Median rhomboid glossitis. An erythematous, well-defined, elliptical area located posteriorly in the midline of the dorsum of the tongue and anteriorly to the circumvallate papillae
Median rhomboid glossitis. A well-defined smooth, reddish area on the dorsum of the tongue located in the midline anterior to the circumvallate papillae (Courtesy of Prof. Dr. Antonio Adilson Soares de Lima)
Median rhomboid glossitis. An erythematous, well-defined, elliptical area on the dorsum of the tongue located in the midline anterior to the circumvallate papillae (Courtesy of Prof. Dr. Maria Angela Naval Machado)
Same patient of Fig. 9.3. Erythematous spot located in the median plane of the hard palate: kissing lesion (Courtesy of Prof. Dr. Maria Angela Naval Machado)
Despite the relative frequency of MRG, little is known about its etiology. MRG once was thought to be developmental in origin, although it is seen almost exclusively in adults (Baughman 1971; Cooke 1975). It is now believed to represent an end stage of candidal infection and is similar to papillary hyperplasia of the palate (McNally and Langlais 1996). There are several predisposing factors associated with MRG such as smoking, denture wearing, diabetes mellitus, as well as candidal infections (Espinoza et al., 2003; van der Wal et al., 1986; Soysa and Ellepola 2005). Goregen et al. (2011) observed that although there was a significant association between MRG and Candida and diabetes mellitus, possible risk factors for oral candidosis such as smoking and denture wearing were invalid for MRG. Avcu and Kanli (2003) also observed that the prevalence of MRG was not associated with tobacco use, use of black tea, and oral hygiene index in a Turkish population.

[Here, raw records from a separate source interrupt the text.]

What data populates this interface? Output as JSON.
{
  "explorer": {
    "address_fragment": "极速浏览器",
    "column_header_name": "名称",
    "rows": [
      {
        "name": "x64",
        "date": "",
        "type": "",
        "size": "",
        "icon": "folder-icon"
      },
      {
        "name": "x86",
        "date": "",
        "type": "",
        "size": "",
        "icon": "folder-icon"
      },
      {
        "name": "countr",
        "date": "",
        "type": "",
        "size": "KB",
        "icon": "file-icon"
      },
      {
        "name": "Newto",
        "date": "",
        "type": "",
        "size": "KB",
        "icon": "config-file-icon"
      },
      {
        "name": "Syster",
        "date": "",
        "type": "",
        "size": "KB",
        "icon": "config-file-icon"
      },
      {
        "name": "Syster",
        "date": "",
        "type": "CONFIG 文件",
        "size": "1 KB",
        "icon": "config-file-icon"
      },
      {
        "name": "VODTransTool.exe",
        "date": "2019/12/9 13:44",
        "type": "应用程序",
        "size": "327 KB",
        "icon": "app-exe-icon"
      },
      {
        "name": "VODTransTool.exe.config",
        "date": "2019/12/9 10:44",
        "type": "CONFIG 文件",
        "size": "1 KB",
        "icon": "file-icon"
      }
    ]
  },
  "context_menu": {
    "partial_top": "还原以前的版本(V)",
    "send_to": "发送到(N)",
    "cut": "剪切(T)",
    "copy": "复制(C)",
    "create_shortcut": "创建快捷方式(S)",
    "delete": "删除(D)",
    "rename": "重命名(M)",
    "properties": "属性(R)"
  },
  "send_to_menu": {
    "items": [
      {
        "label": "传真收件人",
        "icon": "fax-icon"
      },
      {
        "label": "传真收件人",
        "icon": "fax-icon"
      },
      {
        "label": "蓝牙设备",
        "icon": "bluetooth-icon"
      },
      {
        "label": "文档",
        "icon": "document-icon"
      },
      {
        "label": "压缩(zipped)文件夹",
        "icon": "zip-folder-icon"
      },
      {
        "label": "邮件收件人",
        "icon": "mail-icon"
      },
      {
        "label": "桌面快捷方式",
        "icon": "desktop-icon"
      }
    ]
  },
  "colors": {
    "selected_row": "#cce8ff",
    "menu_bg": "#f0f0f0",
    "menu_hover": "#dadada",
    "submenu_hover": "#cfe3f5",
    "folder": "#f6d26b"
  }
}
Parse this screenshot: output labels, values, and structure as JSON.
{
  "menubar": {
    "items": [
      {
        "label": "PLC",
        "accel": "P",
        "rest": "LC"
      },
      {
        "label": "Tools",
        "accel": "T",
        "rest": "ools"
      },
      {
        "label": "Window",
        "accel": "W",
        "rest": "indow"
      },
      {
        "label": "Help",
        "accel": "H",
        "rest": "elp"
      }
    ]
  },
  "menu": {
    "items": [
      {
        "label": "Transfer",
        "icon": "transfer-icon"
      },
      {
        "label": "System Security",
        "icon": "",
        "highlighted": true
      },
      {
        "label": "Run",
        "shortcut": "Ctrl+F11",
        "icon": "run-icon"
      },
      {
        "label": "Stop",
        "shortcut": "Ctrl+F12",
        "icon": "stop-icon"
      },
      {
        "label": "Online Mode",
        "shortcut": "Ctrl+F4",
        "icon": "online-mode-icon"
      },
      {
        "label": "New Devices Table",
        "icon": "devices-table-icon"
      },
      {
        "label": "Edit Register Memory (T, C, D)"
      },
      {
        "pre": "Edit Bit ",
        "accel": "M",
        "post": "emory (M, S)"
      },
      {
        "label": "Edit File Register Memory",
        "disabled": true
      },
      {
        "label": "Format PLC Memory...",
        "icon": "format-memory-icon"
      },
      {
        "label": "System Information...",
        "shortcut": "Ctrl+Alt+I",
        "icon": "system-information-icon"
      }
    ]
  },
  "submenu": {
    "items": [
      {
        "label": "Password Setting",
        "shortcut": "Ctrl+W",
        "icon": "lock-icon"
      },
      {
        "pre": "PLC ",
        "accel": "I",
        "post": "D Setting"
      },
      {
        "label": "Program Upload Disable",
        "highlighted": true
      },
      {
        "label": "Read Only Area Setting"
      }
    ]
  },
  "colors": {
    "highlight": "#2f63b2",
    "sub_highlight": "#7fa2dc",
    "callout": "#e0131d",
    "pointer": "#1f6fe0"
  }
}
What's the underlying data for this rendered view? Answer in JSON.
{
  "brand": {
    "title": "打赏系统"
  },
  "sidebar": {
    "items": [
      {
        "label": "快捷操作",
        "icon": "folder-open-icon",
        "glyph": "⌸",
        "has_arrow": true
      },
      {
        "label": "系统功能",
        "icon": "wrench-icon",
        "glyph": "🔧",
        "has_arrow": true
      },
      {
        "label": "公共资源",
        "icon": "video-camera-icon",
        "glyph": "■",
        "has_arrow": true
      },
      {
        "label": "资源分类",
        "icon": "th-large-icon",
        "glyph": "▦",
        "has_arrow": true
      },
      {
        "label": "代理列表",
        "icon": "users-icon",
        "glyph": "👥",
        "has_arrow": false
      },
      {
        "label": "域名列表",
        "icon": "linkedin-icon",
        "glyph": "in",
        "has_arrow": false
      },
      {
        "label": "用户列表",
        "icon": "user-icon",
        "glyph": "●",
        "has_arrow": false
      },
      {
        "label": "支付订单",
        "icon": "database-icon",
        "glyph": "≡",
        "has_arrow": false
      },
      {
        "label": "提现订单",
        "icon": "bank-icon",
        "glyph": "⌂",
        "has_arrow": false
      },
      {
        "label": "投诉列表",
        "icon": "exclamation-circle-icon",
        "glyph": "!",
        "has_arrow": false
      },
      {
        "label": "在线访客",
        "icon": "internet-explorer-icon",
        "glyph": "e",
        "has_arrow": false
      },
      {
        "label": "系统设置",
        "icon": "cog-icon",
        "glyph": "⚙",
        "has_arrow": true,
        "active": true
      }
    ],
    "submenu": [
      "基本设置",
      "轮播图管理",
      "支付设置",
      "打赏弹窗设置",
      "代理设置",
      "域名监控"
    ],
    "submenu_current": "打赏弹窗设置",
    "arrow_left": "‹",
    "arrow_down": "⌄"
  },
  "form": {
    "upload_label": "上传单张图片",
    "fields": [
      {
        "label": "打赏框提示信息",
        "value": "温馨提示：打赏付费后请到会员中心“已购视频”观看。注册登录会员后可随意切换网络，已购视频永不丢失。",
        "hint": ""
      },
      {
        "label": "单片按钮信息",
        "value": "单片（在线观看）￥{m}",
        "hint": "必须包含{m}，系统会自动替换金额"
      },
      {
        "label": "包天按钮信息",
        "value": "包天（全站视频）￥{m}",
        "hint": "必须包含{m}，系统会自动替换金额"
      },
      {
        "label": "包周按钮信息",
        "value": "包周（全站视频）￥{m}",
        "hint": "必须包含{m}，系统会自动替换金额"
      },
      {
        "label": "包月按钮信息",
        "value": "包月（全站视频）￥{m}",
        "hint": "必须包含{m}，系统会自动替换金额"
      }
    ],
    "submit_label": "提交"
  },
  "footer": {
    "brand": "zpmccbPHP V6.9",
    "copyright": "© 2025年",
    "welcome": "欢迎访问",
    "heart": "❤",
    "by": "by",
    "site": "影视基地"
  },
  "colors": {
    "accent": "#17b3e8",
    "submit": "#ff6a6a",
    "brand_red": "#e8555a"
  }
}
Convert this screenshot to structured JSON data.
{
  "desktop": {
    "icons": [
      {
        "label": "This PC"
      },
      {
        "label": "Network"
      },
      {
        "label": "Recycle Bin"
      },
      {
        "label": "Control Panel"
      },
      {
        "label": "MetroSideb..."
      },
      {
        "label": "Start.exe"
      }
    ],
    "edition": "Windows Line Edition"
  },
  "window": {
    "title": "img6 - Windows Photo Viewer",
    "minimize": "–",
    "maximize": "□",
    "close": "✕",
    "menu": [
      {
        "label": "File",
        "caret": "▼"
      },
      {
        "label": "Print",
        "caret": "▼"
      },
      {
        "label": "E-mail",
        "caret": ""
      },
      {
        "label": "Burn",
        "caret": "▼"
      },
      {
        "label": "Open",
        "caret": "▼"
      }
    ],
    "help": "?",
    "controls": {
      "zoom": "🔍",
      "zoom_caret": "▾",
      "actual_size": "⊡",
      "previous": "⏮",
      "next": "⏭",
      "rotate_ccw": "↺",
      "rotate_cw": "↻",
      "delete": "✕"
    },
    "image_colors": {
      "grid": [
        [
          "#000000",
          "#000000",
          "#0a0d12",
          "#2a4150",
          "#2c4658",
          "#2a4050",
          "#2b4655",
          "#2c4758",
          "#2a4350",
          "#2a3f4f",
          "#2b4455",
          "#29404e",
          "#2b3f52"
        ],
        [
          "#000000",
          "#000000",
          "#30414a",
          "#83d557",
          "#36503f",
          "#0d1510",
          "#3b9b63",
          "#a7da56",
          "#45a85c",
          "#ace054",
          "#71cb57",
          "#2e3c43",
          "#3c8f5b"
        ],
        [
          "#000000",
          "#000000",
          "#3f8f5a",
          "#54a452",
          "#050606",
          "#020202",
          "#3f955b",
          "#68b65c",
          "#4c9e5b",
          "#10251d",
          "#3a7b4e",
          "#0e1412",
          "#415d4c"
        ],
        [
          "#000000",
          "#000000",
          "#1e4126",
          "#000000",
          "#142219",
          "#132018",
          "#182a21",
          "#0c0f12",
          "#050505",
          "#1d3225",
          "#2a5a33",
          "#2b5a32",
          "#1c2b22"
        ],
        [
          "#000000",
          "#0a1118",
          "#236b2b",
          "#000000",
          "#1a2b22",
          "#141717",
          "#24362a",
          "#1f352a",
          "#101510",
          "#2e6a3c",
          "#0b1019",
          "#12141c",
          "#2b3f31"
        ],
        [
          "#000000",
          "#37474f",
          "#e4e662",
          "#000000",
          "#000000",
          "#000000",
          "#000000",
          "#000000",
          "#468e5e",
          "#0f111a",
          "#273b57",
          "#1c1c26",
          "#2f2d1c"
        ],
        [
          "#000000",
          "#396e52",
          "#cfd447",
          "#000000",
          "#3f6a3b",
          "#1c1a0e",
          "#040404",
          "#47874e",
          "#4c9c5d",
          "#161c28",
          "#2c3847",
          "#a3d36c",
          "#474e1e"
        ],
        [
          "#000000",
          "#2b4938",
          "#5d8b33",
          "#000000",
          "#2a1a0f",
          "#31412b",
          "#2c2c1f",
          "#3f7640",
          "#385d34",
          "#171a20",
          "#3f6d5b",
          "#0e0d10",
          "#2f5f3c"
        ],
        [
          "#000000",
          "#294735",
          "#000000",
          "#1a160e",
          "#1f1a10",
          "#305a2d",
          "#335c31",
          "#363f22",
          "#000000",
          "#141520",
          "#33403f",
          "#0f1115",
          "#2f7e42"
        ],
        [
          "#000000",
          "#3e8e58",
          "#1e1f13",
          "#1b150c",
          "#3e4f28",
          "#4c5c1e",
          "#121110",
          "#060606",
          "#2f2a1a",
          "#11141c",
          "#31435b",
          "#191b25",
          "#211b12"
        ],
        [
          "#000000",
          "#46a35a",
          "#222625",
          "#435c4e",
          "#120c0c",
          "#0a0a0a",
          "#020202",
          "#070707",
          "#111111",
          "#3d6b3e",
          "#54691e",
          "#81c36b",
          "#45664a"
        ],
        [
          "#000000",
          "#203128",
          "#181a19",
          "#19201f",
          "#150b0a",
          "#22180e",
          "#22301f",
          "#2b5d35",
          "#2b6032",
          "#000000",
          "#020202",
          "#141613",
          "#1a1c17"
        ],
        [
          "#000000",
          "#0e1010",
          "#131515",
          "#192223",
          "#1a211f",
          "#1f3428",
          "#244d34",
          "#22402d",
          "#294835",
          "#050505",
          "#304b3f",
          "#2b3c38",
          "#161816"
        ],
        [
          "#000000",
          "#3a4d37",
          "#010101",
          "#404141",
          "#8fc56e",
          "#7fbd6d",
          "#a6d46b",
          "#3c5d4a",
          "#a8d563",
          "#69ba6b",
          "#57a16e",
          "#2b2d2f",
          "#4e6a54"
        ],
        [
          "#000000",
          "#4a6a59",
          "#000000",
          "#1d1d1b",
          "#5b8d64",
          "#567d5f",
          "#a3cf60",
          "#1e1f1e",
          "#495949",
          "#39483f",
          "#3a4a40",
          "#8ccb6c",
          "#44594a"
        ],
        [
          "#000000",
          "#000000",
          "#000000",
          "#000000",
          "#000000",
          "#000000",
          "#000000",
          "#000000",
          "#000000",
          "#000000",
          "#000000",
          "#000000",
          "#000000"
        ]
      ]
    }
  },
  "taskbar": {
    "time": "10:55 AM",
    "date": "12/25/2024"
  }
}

Although there are several studies and hypotheses about the origin of MRG, the importance of Candida to the etiology of this lesion is still controversial because embryological, anatomical, and traumatic factors, and a mixed microbiota may favor the appearance of Candida (Scully et al., 1994; Manfredi et al., 2013). This would explain why the administration of antifungal therapy is sufficient to achieve clinical improvement in some cases and not in another (Samaranayake et al., 2009; Manfredi et al., 2013).